Stored data:
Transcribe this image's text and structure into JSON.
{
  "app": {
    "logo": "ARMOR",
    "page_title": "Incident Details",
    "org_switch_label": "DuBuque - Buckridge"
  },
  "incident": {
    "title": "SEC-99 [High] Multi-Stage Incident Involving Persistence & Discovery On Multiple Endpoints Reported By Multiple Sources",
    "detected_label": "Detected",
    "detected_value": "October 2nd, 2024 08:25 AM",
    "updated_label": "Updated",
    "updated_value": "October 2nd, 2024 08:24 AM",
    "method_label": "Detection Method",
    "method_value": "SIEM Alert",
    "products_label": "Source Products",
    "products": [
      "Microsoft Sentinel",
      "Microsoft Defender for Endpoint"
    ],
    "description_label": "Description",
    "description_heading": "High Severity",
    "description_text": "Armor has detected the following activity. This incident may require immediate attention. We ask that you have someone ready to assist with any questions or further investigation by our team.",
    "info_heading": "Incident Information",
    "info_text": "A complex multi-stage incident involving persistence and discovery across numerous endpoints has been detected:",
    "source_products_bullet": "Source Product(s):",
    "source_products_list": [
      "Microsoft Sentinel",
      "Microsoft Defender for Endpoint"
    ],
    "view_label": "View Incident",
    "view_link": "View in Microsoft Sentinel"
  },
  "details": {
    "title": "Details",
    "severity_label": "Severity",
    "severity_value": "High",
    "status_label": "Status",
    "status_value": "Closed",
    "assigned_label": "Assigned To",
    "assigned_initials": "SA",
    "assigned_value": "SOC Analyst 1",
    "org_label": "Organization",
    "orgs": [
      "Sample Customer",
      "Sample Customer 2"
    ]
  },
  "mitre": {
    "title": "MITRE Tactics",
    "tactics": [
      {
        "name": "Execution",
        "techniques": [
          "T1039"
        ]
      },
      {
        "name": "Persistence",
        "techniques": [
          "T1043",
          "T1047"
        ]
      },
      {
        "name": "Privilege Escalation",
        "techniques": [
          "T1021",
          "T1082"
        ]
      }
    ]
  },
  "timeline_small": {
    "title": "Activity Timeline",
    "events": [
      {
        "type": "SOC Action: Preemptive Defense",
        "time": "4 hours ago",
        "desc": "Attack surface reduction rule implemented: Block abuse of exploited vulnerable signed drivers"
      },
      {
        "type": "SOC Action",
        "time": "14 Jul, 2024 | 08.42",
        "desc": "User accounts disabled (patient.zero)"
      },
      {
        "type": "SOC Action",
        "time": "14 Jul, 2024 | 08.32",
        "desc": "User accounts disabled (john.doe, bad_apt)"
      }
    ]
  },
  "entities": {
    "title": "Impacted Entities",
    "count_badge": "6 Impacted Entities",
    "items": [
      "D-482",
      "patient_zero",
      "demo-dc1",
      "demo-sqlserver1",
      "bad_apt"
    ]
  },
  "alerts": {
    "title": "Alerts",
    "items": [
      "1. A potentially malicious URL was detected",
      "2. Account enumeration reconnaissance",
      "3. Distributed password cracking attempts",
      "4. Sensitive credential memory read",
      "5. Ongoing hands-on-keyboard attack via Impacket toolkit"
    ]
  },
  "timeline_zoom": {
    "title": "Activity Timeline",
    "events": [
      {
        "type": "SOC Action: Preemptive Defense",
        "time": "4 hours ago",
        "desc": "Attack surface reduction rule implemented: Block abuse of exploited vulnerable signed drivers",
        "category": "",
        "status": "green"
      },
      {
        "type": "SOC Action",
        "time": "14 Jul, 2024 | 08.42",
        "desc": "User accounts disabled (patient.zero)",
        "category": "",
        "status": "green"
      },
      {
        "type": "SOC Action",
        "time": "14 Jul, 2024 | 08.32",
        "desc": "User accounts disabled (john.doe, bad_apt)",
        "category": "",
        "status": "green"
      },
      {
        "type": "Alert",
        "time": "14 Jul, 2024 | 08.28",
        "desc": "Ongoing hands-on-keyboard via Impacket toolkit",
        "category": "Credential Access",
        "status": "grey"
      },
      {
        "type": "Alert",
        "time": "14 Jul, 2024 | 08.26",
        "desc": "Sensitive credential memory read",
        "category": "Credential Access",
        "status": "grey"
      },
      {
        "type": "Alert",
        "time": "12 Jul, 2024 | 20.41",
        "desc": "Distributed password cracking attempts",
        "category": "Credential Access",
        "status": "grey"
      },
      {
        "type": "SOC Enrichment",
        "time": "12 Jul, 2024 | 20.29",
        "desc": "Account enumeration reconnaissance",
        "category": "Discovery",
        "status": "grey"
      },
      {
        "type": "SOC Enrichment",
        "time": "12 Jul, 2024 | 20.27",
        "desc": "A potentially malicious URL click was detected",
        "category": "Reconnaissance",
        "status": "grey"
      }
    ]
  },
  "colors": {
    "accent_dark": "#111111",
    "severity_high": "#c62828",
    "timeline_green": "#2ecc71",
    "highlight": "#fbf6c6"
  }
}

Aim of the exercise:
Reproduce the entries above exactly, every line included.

Solution for this task:
Transcribe this image's text and structure into JSON.
{
  "app": {
    "logo": "ARMOR",
    "page_title": "Incident Details",
    "org_switch_label": "DuBuque - Buckridge"
  },
  "incident": {
    "title": "SEC-99 [High] Multi-Stage Incident Involving Persistence & Discovery On Multiple Endpoints Reported By Multiple Sources",
    "detected_label": "Detected",
    "detected_value": "October 2nd, 2024 08:25 AM",
    "updated_label": "Updated",
    "updated_value": "October 2nd, 2024 08:24 AM",
    "method_label": "Detection Method",
    "method_value": "SIEM Alert",
    "products_label": "Source Products",
    "products": [
      "Microsoft Sentinel",
      "Microsoft Defender for Endpoint"
    ],
    "description_label": "Description",
    "description_heading": "High Severity",
    "description_text": "Armor has detected the following activity. This incident may require immediate attention. We ask that you have someone ready to assist with any questions or further investigation by our team.",
    "info_heading": "Incident Information",
    "info_text": "A complex multi-stage incident involving persistence and discovery across numerous endpoints has been detected:",
    "source_products_bullet": "Source Product(s):",
    "source_products_list": [
      "Microsoft Sentinel",
      "Microsoft Defender for Endpoint"
    ],
    "view_label": "View Incident",
    "view_link": "View in Microsoft Sentinel"
  },
  "details": {
    "title": "Details",
    "severity_label": "Severity",
    "severity_value": "High",
    "status_label": "Status",
    "status_value": "Closed",
    "assigned_label": "Assigned To",
    "assigned_initials": "SA",
    "assigned_value": "SOC Analyst 1",
    "org_label": "Organization",
    "orgs": [
      "Sample Customer",
      "Sample Customer 2"
    ]
  },
  "mitre": {
    "title": "MITRE Tactics",
    "tactics": [
      {
        "name": "Execution",
        "techniques": [
          "T1039"
        ]
      },
      {
        "name": "Persistence",
        "techniques": [
          "T1043",
          "T1047"
        ]
      },
      {
        "name": "Privilege Escalation",
        "techniques": [
          "T1021",
          "T1082"
        ]
      }
    ]
  },
  "timeline_small": {
    "title": "Activity Timeline",
    "events": [
      {
        "type": "SOC Action: Preemptive Defense",
        "time": "4 hours ago",
        "desc": "Attack surface reduction rule implemented: Block abuse of exploited vulnerable signed drivers"
      },
      {
        "type": "SOC Action",
        "time": "14 Jul, 2024 | 08.42",
        "desc": "User accounts disabled (patient.zero)"
      },
      {
        "type": "SOC Action",
        "time": "14 Jul, 2024 | 08.32",
        "desc": "User accounts disabled (john.doe, bad_apt)"
      }
    ]
  },
  "entities": {
    "title": "Impacted Entities",
    "count_badge": "6 Impacted Entities",
    "items": [
      "D-482",
      "patient_zero",
      "demo-dc1",
      "demo-sqlserver1",
      "bad_apt"
    ]
  },
  "alerts": {
    "title": "Alerts",
    "items": [
      "1. A potentially malicious URL was detected",
      "2. Account enumeration reconnaissance",
      "3. Distributed password cracking attempts",
      "4. Sensitive credential memory read",
      "5. Ongoing hands-on-keyboard attack via Impacket toolkit"
    ]
  },
  "timeline_zoom": {
    "title": "Activity Timeline",
    "events": [
      {
        "type": "SOC Action: Preemptive Defense",
        "time": "4 hours ago",
        "desc": "Attack surface reduction rule implemented: Block abuse of exploited vulnerable signed drivers",
        "category": "",
        "status": "green"
      },
      {
        "type": "SOC Action",
        "time": "14 Jul, 2024 | 08.42",
        "desc": "User accounts disabled (patient.zero)",
        "category": "",
        "status": "green"
      },
      {
        "type": "SOC Action",
        "time": "14 Jul, 2024 | 08.32",
        "desc": "User accounts disabled (john.doe, bad_apt)",
        "category": "",
        "status": "green"
      },
      {
        "type": "Alert",
        "time": "14 Jul, 2024 | 08.28",
        "desc": "Ongoing hands-on-keyboard via Impacket toolkit",
        "category": "Credential Access",
        "status": "grey"
      },
      {
        "type": "Alert",
        "time": "14 Jul, 2024 | 08.26",
        "desc": "Sensitive credential memory read",
        "category": "Credential Access",
        "status": "grey"
      },
      {
        "type": "Alert",
        "time": "12 Jul, 2024 | 20.41",
        "desc": "Distributed password cracking attempts",
        "category": "Credential Access",
        "status": "grey"
      },
      {
        "type": "SOC Enrichment",
        "time": "12 Jul, 2024 | 20.29",
        "desc": "Account enumeration reconnaissance",
        "category": "Discovery",
        "status": "grey"
      },
      {
        "type": "SOC Enrichment",
        "time": "12 Jul, 2024 | 20.27",
        "desc": "A potentially malicious URL click was detected",
        "category": "Reconnaissance",
        "status": "grey"
      }
    ]
  },
  "colors": {
    "accent_dark": "#111111",
    "severity_high": "#c62828",
    "timeline_green": "#2ecc71",
    "highlight": "#fbf6c6"
  }
}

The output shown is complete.